The novel’s foreword states that the story “is written for atheist, Wiccan, Satanist, Luciferinian, Pagan, Jewish, Pantheist, Freethinker, ect. type people,” apparently categorising Judaism as some kind of Neopagan belief system.
The game contains a single brief mention of Islam, in the context of the crusades. The novel goes into more detail, and is quite ambiguous: the only Muslim characters are two sexual predators encountered by Kalista in medieval Jerusalem. But while she criticises Islam’s treatment of women, Kalista regards the religion ultimately as a force for good on the grounds that it is opposed to Christianity (again, I stress that quotations are sic throughout):
You see, over the years of my great sleep, a new religion called Islam was started. During that time the Muslims (the Islam people) grew quite fast and eventually took Jerusalem from the Christians. Now the Christians were striking back in what they called the “Crusades” so they could get Jesus’s land back. […] Muslims actually did a lot of help for us, and still do, I support their causes against, I support their causes againsty don’t know it. I don’t like what they did to women…but they were helping Lucifer unknowingly
In demonising one major religion while consciously giving the others a relatively free pass, The Last Resurrection could fairly be accused of religious hatred.
It bears restating that Hinph’s project has its roots in the “fluffbunny” mindset that was trendy amongst occult-leaning teenagers at the time (for an unsubtle but accurate parody, see this webpage). The fluffbunny scene placed great importance upon the narrative of Pagans being persecuted by Christians, and regarded historical witch-hunts as a communal trauma.
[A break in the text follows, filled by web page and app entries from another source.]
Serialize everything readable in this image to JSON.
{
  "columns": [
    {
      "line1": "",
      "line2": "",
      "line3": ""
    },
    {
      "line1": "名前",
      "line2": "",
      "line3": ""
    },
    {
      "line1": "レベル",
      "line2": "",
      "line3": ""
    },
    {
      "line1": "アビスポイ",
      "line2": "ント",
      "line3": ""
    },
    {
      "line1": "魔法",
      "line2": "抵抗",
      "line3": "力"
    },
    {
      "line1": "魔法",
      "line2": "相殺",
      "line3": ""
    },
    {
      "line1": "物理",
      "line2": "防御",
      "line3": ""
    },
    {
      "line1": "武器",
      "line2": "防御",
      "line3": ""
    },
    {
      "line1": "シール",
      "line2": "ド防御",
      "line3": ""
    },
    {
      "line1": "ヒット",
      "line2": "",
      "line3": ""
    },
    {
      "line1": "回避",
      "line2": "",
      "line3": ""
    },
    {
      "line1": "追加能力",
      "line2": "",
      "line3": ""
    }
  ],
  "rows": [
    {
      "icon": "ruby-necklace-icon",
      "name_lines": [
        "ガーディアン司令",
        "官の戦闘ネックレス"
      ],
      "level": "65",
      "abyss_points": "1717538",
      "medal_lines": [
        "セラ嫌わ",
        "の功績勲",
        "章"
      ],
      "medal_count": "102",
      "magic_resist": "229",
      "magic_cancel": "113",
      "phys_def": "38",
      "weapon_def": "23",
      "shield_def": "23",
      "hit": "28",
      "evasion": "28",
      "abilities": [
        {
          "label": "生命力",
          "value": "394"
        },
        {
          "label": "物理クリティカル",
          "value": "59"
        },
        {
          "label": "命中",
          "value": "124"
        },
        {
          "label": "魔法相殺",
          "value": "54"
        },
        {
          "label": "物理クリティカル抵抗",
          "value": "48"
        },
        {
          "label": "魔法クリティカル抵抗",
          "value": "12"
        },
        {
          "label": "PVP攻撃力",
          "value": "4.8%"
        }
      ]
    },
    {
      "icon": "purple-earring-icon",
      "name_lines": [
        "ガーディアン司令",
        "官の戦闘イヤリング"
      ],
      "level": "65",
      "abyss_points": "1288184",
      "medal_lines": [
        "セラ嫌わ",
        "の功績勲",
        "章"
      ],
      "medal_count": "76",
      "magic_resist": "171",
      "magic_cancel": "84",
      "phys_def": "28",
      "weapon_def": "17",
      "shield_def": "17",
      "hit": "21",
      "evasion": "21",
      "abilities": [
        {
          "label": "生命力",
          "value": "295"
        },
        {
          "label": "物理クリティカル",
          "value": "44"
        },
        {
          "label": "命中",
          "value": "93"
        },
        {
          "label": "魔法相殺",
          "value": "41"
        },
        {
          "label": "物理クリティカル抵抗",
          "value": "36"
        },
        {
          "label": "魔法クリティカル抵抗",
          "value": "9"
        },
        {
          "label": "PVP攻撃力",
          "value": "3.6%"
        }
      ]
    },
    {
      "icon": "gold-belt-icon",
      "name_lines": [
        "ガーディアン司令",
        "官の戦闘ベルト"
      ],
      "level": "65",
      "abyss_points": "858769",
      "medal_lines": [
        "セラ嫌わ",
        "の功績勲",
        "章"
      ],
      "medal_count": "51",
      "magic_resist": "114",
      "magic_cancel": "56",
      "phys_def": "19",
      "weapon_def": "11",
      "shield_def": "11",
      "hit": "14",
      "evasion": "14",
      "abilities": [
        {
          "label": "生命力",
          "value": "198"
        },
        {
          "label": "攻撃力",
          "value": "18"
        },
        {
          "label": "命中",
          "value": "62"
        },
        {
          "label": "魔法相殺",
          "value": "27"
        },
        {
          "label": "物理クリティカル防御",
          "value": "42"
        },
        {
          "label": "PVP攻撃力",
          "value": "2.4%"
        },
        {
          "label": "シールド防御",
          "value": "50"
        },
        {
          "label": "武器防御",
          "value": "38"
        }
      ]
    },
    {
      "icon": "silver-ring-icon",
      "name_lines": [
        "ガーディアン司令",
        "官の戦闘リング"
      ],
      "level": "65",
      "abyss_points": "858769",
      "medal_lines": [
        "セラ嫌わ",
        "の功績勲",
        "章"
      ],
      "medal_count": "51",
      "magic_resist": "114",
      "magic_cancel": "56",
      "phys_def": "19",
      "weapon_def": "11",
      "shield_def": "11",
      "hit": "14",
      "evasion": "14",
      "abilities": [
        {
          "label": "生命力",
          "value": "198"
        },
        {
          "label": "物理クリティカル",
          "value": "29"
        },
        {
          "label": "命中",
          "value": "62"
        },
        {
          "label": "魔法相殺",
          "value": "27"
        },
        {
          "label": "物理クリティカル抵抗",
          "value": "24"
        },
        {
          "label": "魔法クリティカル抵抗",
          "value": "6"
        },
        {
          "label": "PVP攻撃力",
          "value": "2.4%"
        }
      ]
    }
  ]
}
The catchphrase “never again the burning times” was popular with young Wiccans of the early 2000s.
In reality, the burning times never went away. While Hinph Gaming was working on The Last Resurrection, Coptic Christians in Egypt were subjected to murders, arson attacks and looting by people who – like our bold heroes Jody, Julie and Kalista – believed Christianity to be an evil faith that had to be stamped out for the good of humanity.
Of course, the simplicity, naivety and crude sensationalism of the game’s anti-Christian message can be contextualised. We should not forget that it was made by a group of Bush-era teenagers; had it been made today, one can readily imagine a few “kill all men” or “die cis scum” slogans being spouted by Kalista and company.
The Last Resurrection is a product of a changing media landscape, in which outsider creators were finding new ways to create platforms – if only small ones – for themselves. It is now easier than ever for people to voice their thoughts, hopes and frustrations; but inevitably, there will be cases where the voice being heard is no more than a series of inarticulate shrieks.